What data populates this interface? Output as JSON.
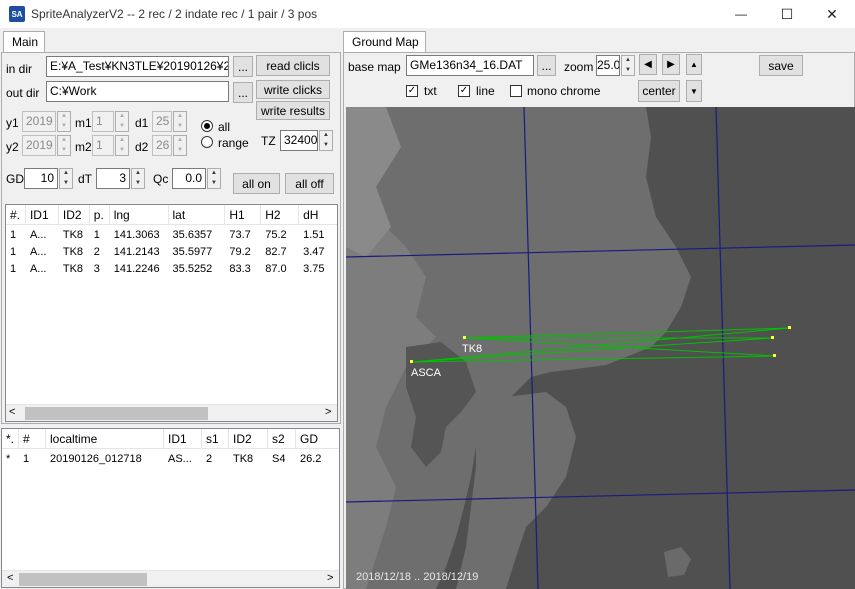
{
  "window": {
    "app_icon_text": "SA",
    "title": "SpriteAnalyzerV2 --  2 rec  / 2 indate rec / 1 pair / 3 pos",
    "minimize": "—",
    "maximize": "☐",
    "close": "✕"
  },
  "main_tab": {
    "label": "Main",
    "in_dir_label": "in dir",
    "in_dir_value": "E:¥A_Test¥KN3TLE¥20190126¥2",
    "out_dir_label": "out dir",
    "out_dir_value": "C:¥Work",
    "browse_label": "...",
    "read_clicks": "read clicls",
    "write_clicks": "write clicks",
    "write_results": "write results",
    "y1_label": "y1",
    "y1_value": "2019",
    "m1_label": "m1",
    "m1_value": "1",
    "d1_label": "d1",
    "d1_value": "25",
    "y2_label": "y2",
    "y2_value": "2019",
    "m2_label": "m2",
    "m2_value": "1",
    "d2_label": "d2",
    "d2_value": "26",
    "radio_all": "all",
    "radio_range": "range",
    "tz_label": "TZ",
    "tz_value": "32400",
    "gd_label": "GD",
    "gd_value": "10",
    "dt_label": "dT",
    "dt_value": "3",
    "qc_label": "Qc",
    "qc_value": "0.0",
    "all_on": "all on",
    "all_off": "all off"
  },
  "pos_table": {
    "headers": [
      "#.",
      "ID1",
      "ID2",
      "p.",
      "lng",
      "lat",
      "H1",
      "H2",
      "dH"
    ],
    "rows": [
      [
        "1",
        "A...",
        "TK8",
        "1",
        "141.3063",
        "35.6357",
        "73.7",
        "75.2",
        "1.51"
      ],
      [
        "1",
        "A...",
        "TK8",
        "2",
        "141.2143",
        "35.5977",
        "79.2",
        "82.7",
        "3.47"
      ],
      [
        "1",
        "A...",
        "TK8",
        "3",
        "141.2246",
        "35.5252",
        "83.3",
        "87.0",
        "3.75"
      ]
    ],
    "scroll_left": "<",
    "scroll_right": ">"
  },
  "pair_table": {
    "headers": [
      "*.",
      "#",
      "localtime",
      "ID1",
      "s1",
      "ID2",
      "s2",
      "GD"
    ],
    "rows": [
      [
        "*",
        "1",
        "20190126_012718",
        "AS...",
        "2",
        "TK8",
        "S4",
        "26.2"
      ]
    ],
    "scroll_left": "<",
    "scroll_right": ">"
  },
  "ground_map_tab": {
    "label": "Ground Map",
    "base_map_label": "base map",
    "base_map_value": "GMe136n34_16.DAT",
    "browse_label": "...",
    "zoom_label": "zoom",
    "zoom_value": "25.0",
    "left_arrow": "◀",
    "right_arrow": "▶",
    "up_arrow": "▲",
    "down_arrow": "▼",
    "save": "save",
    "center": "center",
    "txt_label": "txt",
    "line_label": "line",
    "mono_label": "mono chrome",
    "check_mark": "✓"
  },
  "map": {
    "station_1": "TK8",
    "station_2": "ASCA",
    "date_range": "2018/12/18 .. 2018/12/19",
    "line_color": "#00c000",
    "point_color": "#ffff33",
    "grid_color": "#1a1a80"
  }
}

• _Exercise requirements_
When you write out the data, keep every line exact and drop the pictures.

• _Output of the exercise_
What data populates this interface? Output as JSON.
{
  "window": {
    "app_icon_text": "SA",
    "title": "SpriteAnalyzerV2 --  2 rec  / 2 indate rec / 1 pair / 3 pos",
    "minimize": "—",
    "maximize": "☐",
    "close": "✕"
  },
  "main_tab": {
    "label": "Main",
    "in_dir_label": "in dir",
    "in_dir_value": "E:¥A_Test¥KN3TLE¥20190126¥2",
    "out_dir_label": "out dir",
    "out_dir_value": "C:¥Work",
    "browse_label": "...",
    "read_clicks": "read clicls",
    "write_clicks": "write clicks",
    "write_results": "write results",
    "y1_label": "y1",
    "y1_value": "2019",
    "m1_label": "m1",
    "m1_value": "1",
    "d1_label": "d1",
    "d1_value": "25",
    "y2_label": "y2",
    "y2_value": "2019",
    "m2_label": "m2",
    "m2_value": "1",
    "d2_label": "d2",
    "d2_value": "26",
    "radio_all": "all",
    "radio_range": "range",
    "tz_label": "TZ",
    "tz_value": "32400",
    "gd_label": "GD",
    "gd_value": "10",
    "dt_label": "dT",
    "dt_value": "3",
    "qc_label": "Qc",
    "qc_value": "0.0",
    "all_on": "all on",
    "all_off": "all off"
  },
  "pos_table": {
    "headers": [
      "#.",
      "ID1",
      "ID2",
      "p.",
      "lng",
      "lat",
      "H1",
      "H2",
      "dH"
    ],
    "rows": [
      [
        "1",
        "A...",
        "TK8",
        "1",
        "141.3063",
        "35.6357",
        "73.7",
        "75.2",
        "1.51"
      ],
      [
        "1",
        "A...",
        "TK8",
        "2",
        "141.2143",
        "35.5977",
        "79.2",
        "82.7",
        "3.47"
      ],
      [
        "1",
        "A...",
        "TK8",
        "3",
        "141.2246",
        "35.5252",
        "83.3",
        "87.0",
        "3.75"
      ]
    ],
    "scroll_left": "<",
    "scroll_right": ">"
  },
  "pair_table": {
    "headers": [
      "*.",
      "#",
      "localtime",
      "ID1",
      "s1",
      "ID2",
      "s2",
      "GD"
    ],
    "rows": [
      [
        "*",
        "1",
        "20190126_012718",
        "AS...",
        "2",
        "TK8",
        "S4",
        "26.2"
      ]
    ],
    "scroll_left": "<",
    "scroll_right": ">"
  },
  "ground_map_tab": {
    "label": "Ground Map",
    "base_map_label": "base map",
    "base_map_value": "GMe136n34_16.DAT",
    "browse_label": "...",
    "zoom_label": "zoom",
    "zoom_value": "25.0",
    "left_arrow": "◀",
    "right_arrow": "▶",
    "up_arrow": "▲",
    "down_arrow": "▼",
    "save": "save",
    "center": "center",
    "txt_label": "txt",
    "line_label": "line",
    "mono_label": "mono chrome",
    "check_mark": "✓"
  },
  "map": {
    "station_1": "TK8",
    "station_2": "ASCA",
    "date_range": "2018/12/18 .. 2018/12/19",
    "line_color": "#00c000",
    "point_color": "#ffff33",
    "grid_color": "#1a1a80"
  }
}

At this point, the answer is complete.